▶ **Exercise description**
From the first line to the last, retype the data below exactly.

◆ ◆ ◆ ◆ ◆

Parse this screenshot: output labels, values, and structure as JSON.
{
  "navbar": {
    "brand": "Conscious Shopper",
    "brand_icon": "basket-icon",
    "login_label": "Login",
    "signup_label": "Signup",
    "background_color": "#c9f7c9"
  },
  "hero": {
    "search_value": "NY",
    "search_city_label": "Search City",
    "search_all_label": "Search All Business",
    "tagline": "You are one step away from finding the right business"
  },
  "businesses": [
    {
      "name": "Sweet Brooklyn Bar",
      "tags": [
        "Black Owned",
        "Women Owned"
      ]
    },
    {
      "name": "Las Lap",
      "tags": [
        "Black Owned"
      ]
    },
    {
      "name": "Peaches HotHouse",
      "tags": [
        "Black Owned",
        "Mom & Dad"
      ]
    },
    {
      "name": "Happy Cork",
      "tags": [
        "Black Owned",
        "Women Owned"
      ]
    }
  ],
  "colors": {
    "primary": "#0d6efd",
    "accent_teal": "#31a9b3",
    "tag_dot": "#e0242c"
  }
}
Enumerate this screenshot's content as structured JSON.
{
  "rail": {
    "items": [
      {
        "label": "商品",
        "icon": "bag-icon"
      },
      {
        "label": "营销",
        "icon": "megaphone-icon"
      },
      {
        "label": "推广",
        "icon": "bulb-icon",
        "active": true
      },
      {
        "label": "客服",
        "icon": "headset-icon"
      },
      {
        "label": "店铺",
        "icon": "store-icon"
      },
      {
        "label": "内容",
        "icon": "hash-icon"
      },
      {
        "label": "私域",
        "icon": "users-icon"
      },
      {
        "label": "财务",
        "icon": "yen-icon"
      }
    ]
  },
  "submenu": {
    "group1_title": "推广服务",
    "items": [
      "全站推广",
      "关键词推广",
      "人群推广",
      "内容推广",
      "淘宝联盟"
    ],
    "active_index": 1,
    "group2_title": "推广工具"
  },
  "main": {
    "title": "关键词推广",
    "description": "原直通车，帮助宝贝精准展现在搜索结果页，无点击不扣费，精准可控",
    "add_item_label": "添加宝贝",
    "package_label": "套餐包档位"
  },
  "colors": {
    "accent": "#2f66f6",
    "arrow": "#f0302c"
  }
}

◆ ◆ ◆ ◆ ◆

▶ **Reply**
Parse this screenshot: output labels, values, and structure as JSON.
{
  "navbar": {
    "brand": "Conscious Shopper",
    "brand_icon": "basket-icon",
    "login_label": "Login",
    "signup_label": "Signup",
    "background_color": "#c9f7c9"
  },
  "hero": {
    "search_value": "NY",
    "search_city_label": "Search City",
    "search_all_label": "Search All Business",
    "tagline": "You are one step away from finding the right business"
  },
  "businesses": [
    {
      "name": "Sweet Brooklyn Bar",
      "tags": [
        "Black Owned",
        "Women Owned"
      ]
    },
    {
      "name": "Las Lap",
      "tags": [
        "Black Owned"
      ]
    },
    {
      "name": "Peaches HotHouse",
      "tags": [
        "Black Owned",
        "Mom & Dad"
      ]
    },
    {
      "name": "Happy Cork",
      "tags": [
        "Black Owned",
        "Women Owned"
      ]
    }
  ],
  "colors": {
    "primary": "#0d6efd",
    "accent_teal": "#31a9b3",
    "tag_dot": "#e0242c"
  }
}
Enumerate this screenshot's content as structured JSON.
{
  "rail": {
    "items": [
      {
        "label": "商品",
        "icon": "bag-icon"
      },
      {
        "label": "营销",
        "icon": "megaphone-icon"
      },
      {
        "label": "推广",
        "icon": "bulb-icon",
        "active": true
      },
      {
        "label": "客服",
        "icon": "headset-icon"
      },
      {
        "label": "店铺",
        "icon": "store-icon"
      },
      {
        "label": "内容",
        "icon": "hash-icon"
      },
      {
        "label": "私域",
        "icon": "users-icon"
      },
      {
        "label": "财务",
        "icon": "yen-icon"
      }
    ]
  },
  "submenu": {
    "group1_title": "推广服务",
    "items": [
      "全站推广",
      "关键词推广",
      "人群推广",
      "内容推广",
      "淘宝联盟"
    ],
    "active_index": 1,
    "group2_title": "推广工具"
  },
  "main": {
    "title": "关键词推广",
    "description": "原直通车，帮助宝贝精准展现在搜索结果页，无点击不扣费，精准可控",
    "add_item_label": "添加宝贝",
    "package_label": "套餐包档位"
  },
  "colors": {
    "accent": "#2f66f6",
    "arrow": "#f0302c"
  }
}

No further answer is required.